Action item: Using the records below, report how many lines hold "Days", with no extra text.

Extracted records:
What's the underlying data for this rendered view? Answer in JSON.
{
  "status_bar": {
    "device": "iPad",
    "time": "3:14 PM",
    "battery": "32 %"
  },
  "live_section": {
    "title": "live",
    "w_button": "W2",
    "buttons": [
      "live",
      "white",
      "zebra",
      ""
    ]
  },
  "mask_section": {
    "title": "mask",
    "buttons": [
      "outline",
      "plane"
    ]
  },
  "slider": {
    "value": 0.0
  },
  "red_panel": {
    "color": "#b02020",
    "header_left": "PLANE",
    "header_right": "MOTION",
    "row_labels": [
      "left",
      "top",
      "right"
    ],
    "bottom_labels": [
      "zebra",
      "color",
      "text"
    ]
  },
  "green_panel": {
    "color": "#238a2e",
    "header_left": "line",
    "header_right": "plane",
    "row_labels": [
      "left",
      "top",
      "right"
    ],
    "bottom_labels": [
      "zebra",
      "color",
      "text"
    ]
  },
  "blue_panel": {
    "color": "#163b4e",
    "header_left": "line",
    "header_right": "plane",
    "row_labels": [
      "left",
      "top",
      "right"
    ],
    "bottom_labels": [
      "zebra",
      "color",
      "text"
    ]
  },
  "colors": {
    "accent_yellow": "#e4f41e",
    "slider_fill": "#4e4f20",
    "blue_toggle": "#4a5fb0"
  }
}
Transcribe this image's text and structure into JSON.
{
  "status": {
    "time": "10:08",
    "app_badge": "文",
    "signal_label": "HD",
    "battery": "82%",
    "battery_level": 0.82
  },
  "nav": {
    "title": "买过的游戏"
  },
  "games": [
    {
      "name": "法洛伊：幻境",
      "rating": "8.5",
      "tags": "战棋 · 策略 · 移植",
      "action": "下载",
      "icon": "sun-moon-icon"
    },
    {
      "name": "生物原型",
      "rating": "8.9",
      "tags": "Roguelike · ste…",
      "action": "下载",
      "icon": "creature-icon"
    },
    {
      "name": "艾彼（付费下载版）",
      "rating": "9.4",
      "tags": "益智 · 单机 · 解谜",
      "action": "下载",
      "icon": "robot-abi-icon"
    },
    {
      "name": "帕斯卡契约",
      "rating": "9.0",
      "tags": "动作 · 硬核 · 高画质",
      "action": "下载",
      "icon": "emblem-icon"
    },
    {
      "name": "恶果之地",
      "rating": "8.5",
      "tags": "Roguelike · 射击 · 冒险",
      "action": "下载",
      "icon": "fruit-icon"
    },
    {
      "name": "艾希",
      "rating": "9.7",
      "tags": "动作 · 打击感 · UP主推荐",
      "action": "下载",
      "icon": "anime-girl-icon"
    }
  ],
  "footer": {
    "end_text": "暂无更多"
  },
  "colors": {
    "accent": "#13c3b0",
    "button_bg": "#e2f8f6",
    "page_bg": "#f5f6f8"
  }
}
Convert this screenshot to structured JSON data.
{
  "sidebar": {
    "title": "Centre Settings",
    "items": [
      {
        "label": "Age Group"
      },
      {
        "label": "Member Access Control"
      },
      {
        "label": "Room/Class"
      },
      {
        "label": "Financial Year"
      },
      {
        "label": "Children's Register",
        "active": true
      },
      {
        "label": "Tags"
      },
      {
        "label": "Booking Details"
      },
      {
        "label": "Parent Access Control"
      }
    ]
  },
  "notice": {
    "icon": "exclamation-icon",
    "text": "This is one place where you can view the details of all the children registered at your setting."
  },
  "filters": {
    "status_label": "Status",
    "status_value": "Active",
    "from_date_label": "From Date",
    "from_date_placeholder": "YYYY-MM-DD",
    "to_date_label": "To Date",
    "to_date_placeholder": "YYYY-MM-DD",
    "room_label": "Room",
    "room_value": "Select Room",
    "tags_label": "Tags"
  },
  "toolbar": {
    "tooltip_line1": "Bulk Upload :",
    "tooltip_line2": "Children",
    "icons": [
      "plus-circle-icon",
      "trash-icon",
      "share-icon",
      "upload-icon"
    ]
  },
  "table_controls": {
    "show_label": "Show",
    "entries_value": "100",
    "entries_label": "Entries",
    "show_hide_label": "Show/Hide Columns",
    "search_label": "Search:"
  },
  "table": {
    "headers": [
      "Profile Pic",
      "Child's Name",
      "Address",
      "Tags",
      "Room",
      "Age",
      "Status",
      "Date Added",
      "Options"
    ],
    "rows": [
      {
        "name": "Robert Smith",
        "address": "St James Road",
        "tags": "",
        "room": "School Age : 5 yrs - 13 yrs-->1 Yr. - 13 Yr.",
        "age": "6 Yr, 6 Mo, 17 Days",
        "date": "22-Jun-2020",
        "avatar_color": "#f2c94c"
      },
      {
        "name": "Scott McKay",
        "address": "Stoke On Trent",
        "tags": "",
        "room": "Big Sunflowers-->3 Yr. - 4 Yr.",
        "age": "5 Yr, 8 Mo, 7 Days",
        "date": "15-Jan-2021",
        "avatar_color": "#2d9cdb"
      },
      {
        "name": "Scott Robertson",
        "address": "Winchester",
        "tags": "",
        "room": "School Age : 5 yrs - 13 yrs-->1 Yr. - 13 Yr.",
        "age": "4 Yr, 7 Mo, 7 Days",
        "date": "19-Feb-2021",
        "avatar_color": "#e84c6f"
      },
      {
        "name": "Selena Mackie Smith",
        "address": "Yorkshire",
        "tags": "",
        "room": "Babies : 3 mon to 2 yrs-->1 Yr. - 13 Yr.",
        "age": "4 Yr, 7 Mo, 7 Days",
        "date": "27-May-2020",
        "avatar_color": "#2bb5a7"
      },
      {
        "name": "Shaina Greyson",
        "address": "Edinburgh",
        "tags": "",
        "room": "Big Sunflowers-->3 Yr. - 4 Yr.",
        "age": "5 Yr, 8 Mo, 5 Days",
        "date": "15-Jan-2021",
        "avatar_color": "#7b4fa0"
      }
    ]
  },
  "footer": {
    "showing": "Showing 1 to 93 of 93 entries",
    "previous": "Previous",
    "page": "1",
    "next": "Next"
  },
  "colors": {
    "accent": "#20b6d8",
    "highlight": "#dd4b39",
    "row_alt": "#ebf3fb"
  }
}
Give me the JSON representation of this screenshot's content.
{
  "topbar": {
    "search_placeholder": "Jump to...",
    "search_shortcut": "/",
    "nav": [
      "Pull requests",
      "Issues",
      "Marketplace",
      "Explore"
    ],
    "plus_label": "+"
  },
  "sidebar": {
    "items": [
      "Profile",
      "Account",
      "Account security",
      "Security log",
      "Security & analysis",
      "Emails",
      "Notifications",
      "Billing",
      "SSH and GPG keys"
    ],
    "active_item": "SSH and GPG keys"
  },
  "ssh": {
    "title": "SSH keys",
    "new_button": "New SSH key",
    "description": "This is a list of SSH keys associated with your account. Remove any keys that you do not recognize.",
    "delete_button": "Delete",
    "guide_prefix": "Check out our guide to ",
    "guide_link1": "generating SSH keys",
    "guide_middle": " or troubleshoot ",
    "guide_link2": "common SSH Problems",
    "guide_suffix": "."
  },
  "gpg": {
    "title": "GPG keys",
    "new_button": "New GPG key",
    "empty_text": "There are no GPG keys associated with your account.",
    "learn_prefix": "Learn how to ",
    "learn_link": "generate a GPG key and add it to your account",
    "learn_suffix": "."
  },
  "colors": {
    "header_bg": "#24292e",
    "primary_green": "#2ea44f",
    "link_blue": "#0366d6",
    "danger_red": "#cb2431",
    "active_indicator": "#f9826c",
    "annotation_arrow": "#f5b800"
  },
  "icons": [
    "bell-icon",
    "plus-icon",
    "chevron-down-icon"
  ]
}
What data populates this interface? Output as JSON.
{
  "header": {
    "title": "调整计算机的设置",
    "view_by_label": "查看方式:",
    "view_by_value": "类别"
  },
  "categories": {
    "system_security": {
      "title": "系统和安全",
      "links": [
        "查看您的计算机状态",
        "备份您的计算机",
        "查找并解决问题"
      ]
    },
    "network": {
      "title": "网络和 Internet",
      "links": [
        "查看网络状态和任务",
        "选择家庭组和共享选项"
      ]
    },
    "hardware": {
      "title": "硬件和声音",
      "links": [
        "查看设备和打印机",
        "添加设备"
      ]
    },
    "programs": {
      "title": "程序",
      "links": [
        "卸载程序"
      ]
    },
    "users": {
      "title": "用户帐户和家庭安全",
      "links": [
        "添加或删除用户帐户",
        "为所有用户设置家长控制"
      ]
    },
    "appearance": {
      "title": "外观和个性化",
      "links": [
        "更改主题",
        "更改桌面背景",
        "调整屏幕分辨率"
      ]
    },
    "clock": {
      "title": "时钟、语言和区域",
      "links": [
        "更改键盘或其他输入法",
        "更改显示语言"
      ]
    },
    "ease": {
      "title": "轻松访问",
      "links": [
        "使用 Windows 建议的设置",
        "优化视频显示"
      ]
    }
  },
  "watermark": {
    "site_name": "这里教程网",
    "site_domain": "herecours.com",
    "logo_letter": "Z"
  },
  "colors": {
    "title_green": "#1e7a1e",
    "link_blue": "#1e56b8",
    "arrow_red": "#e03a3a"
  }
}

Result for this exercise: 5